After the tour we went to a lunch hall where on each table some of the university students talked to us about social life and activities, their daily routines, the methods of teaching and transitioning into university life. The three methods of teaching are listening to a lecture with many other students, where a professional in the course talks about a topic that you need to learn; having a session with a tutor alongside one other student, where you can ask any questions about anything you don’t understand and the last method is doing practical work depending on which course you have chosen. For example if you choose a science related subject you will spend time in a lab putting your theory work into practice. All the students mentioned that university life isn’t as stressful as you’d think it is because as well as the work you have to do and lectures you have to attend, you can choose what you want to do in your own time and there are a lot of social activities to choose from. One of the main conversations some of them had with us was about leaving home and learning how to live independently. However they persuaded all of us that it would become easy after a while as you would make friends and help each other settle in together.

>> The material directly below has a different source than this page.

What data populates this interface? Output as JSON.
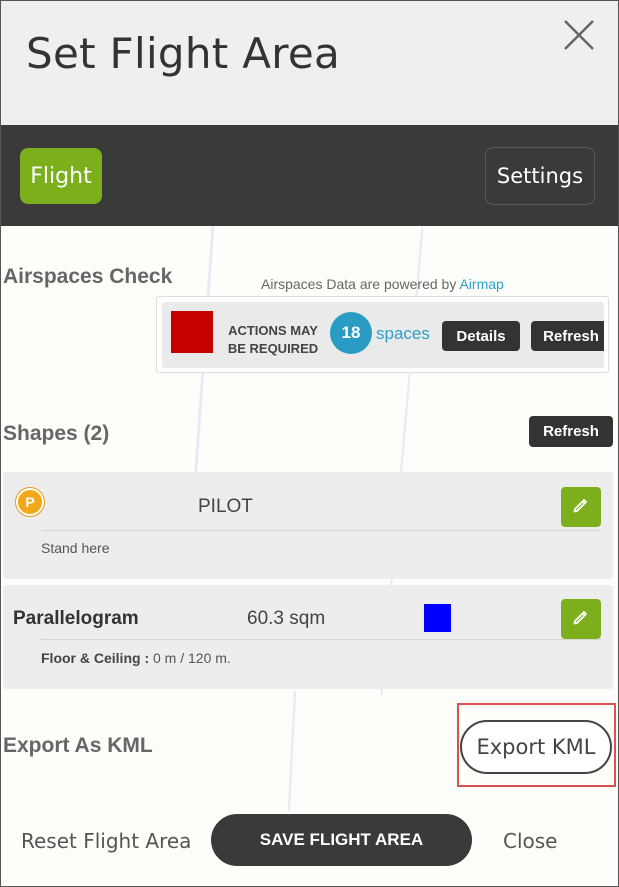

After a tour of part of the town, we went back into the hall and were given talks by three students about their courses. The first was zoology where he talked about infections and how to predict the spread of diseases using new technology. The second student talked about geology and the third about Classics and English.
This trip has definitely encouraged me to aim for top universities such as Oxford after seeing that people from all over the country with different kinds of backgrounds can get into the university. It has made me want to study there one day because of how kind everyone is, their teaching quality, the social life and how amazing the city around it is.

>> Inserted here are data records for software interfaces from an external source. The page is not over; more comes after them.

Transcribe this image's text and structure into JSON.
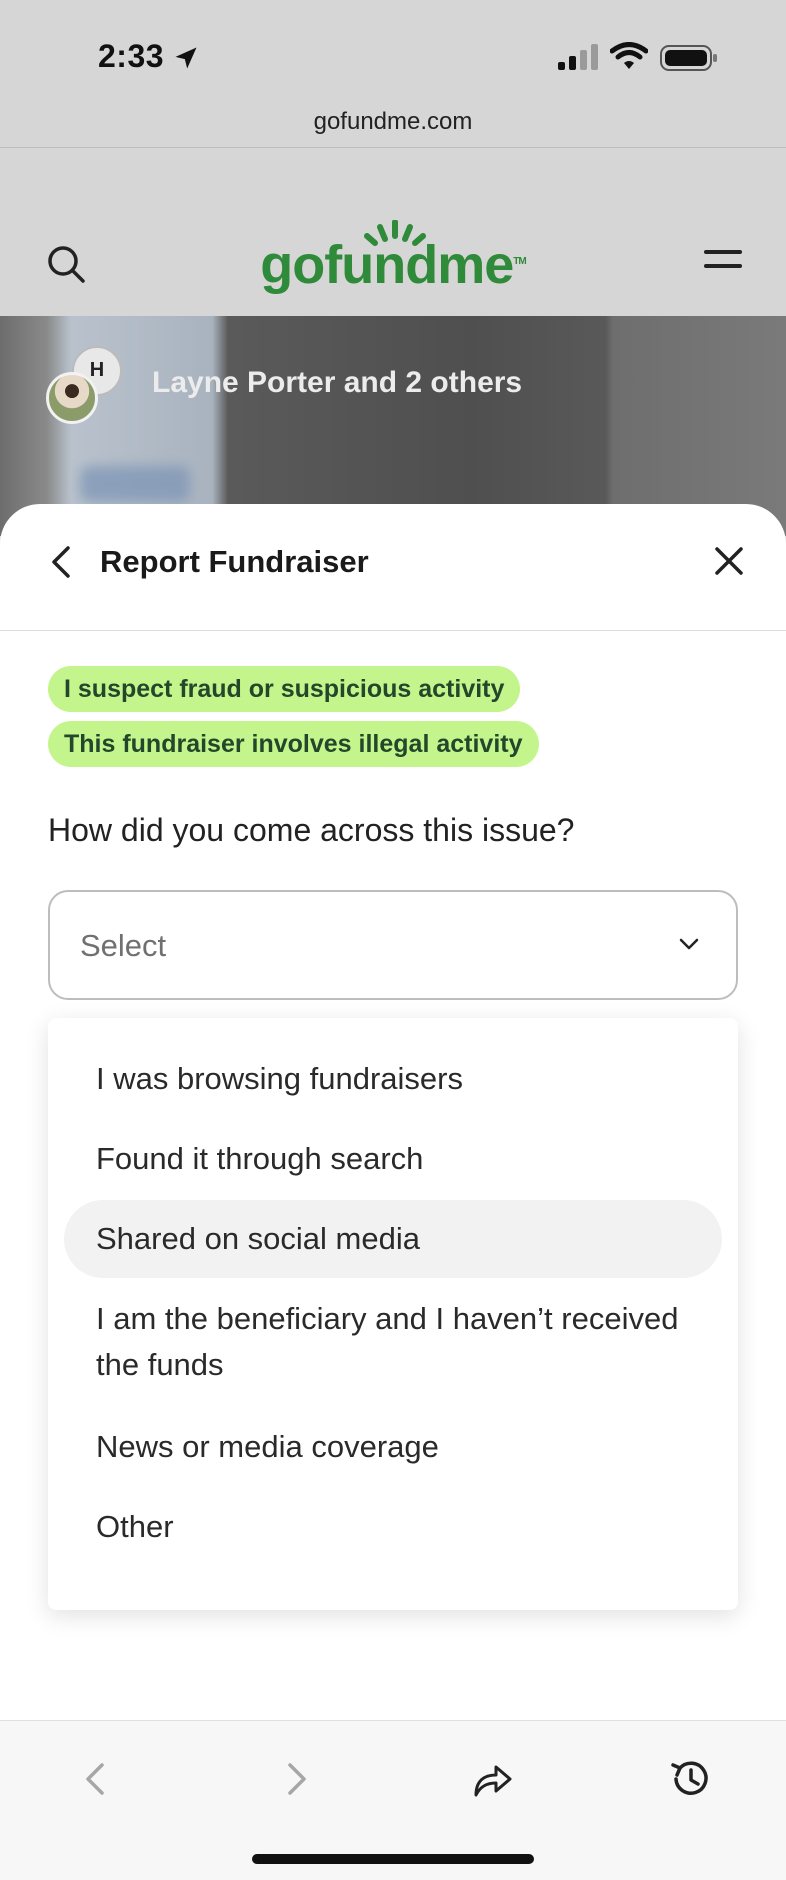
{
  "status_bar": {
    "time": "2:33"
  },
  "browser": {
    "url": "gofundme.com"
  },
  "site_header": {
    "logo_text": "gofundme",
    "logo_tm": "TM"
  },
  "hero": {
    "organizer_text": "Layne Porter and 2 others",
    "avatar_initial": "H"
  },
  "sheet": {
    "title": "Report Fundraiser",
    "tags": [
      "I suspect fraud or suspicious activity",
      "This fundraiser involves illegal activity"
    ],
    "question": "How did you come across this issue?",
    "select": {
      "placeholder": "Select"
    },
    "options": [
      "I was browsing fundraisers",
      "Found it through search",
      "Shared on social media",
      "I am the beneficiary and I haven’t received the funds",
      "News or media coverage",
      "Other"
    ],
    "highlighted_option": "Shared on social media"
  },
  "colors": {
    "brand_green": "#2f8a3a",
    "tag_green": "#c4f58c"
  },
  "icons": [
    "location-arrow-icon",
    "signal-icon",
    "wifi-icon",
    "battery-icon",
    "search-icon",
    "menu-icon",
    "back-icon",
    "close-icon",
    "chevron-down-icon",
    "browser-back-icon",
    "browser-forward-icon",
    "share-icon",
    "history-icon"
  ]
}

Oxford Staff Feedback
“I was very impressed with the Warren School Year 10s during a short handling session on Pottery. They showed excellent intellectual curiosity and imagination, and demonstrated a willingness to think aloud and follow lines of questioning. This bodes well for their future – if they continue to work hard and play an active part in their learning I can see them achieving great things at university and beyond”
Dr Joe Organ
Brasenose College, Oxford University